RECORDS PROVIDED »
::::::::
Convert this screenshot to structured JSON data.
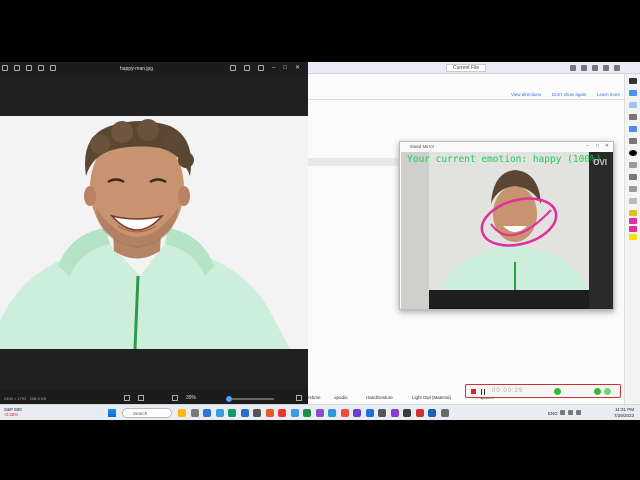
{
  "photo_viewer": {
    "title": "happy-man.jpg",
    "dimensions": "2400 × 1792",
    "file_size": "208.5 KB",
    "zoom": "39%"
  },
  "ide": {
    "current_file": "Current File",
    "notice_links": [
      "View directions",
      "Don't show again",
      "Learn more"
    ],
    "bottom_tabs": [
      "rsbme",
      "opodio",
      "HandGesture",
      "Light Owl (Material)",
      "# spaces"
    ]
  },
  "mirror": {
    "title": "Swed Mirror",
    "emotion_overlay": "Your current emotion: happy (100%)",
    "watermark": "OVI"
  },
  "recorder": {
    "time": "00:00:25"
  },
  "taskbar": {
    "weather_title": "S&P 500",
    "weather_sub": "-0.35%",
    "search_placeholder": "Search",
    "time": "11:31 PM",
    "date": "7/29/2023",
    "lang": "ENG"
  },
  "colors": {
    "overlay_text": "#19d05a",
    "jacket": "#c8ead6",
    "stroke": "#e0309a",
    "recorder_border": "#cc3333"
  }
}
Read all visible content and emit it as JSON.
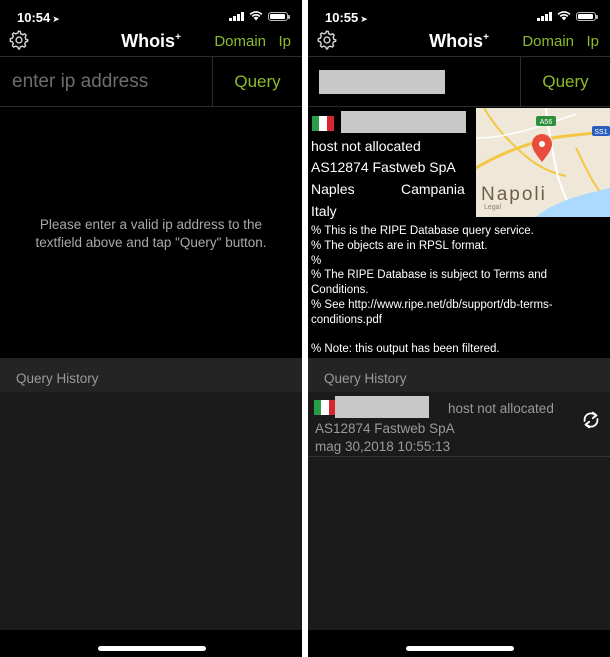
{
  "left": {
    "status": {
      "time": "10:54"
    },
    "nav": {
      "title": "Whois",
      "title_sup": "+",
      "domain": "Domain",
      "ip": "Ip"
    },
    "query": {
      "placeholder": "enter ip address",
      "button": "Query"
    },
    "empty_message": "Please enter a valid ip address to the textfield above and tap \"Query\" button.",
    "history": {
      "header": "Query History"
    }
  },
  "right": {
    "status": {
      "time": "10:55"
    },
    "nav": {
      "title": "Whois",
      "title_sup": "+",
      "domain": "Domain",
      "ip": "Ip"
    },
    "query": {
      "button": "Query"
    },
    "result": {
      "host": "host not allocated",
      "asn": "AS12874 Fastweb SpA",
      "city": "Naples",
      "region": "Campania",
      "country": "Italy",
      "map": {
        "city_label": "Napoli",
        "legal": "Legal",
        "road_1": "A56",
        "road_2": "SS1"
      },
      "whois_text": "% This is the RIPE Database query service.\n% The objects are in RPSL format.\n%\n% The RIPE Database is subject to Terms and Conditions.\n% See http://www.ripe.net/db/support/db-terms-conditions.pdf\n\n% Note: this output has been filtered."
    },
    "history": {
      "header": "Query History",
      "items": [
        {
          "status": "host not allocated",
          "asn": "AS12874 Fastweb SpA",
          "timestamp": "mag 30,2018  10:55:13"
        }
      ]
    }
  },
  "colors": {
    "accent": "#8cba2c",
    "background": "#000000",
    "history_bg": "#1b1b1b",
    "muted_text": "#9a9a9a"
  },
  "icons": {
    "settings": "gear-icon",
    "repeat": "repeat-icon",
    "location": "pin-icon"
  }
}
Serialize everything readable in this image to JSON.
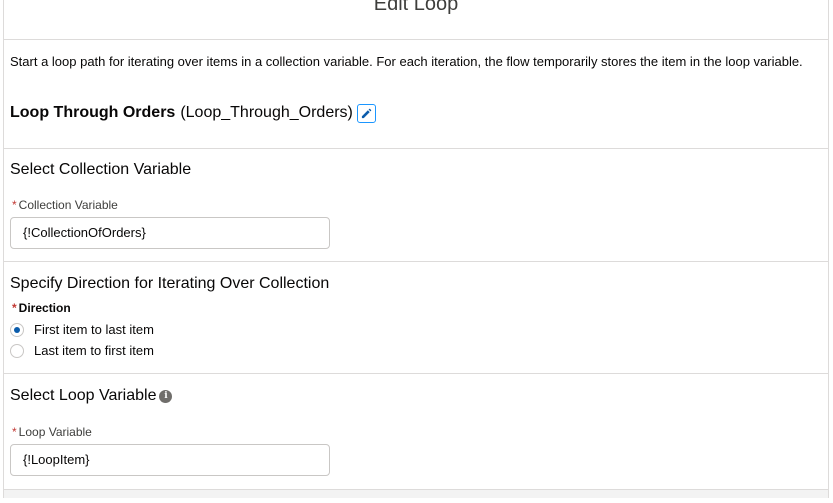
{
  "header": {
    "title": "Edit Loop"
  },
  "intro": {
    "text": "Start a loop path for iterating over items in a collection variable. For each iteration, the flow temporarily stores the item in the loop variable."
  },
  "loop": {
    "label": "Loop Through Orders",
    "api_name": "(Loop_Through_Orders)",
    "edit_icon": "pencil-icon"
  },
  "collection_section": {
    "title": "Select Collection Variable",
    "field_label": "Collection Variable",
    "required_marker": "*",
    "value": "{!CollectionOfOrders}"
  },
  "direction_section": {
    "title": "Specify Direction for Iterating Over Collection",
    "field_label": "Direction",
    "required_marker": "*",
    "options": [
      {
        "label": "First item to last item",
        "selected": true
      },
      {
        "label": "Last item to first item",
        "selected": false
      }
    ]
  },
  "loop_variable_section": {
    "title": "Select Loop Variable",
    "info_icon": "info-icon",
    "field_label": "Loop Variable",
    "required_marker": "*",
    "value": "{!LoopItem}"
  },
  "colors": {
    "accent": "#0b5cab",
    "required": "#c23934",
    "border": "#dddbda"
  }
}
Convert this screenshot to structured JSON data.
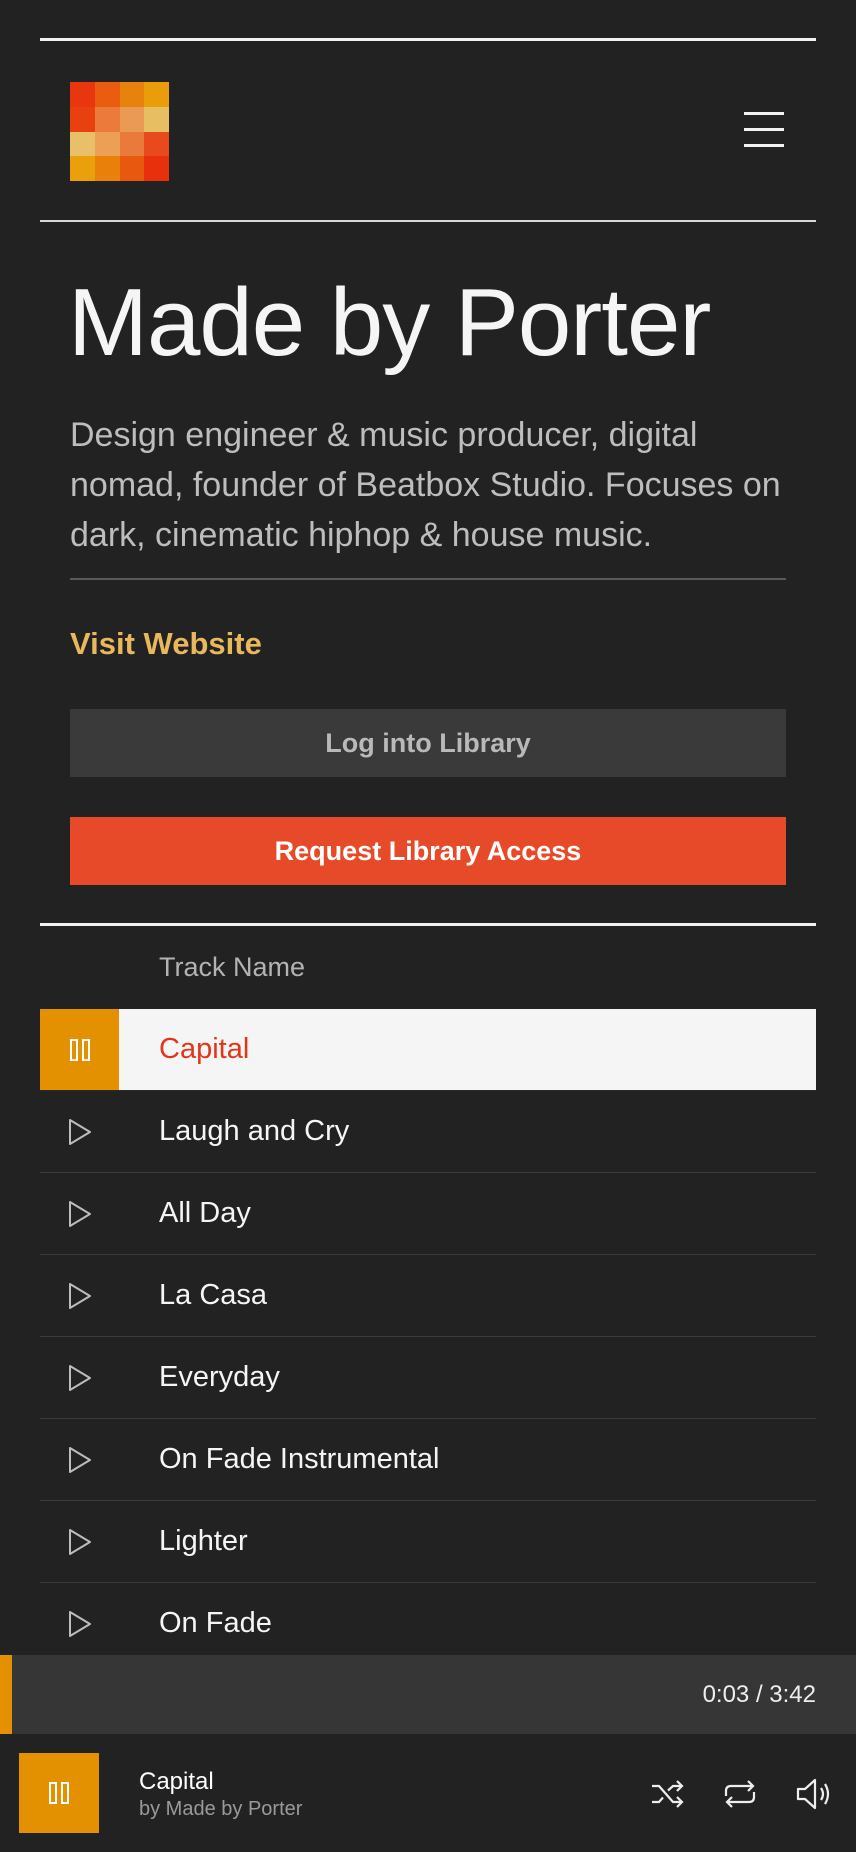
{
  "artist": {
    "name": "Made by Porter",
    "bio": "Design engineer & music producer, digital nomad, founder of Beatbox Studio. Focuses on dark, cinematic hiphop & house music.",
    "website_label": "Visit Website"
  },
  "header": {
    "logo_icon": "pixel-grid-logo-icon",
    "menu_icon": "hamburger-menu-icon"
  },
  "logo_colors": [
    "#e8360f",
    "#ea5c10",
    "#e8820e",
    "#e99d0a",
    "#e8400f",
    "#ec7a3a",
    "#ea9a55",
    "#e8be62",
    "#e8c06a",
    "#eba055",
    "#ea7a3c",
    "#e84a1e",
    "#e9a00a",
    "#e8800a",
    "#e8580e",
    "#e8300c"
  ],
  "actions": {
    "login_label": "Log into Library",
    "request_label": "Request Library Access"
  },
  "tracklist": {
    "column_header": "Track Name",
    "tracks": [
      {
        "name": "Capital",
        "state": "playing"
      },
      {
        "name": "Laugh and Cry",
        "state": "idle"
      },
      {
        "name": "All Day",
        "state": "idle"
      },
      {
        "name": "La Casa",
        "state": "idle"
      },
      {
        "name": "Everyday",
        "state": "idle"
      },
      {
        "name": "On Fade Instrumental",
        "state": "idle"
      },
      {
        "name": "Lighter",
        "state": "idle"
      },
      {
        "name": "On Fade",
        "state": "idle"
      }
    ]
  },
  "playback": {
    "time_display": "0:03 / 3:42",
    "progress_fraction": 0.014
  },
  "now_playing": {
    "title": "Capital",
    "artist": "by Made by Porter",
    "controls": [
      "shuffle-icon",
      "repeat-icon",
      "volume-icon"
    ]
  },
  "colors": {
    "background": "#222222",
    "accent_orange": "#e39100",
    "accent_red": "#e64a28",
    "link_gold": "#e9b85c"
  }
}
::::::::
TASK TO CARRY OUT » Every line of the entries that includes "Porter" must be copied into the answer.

TASK RESULT »
    "name": "Made by Porter",
    "artist": "by Made by Porter",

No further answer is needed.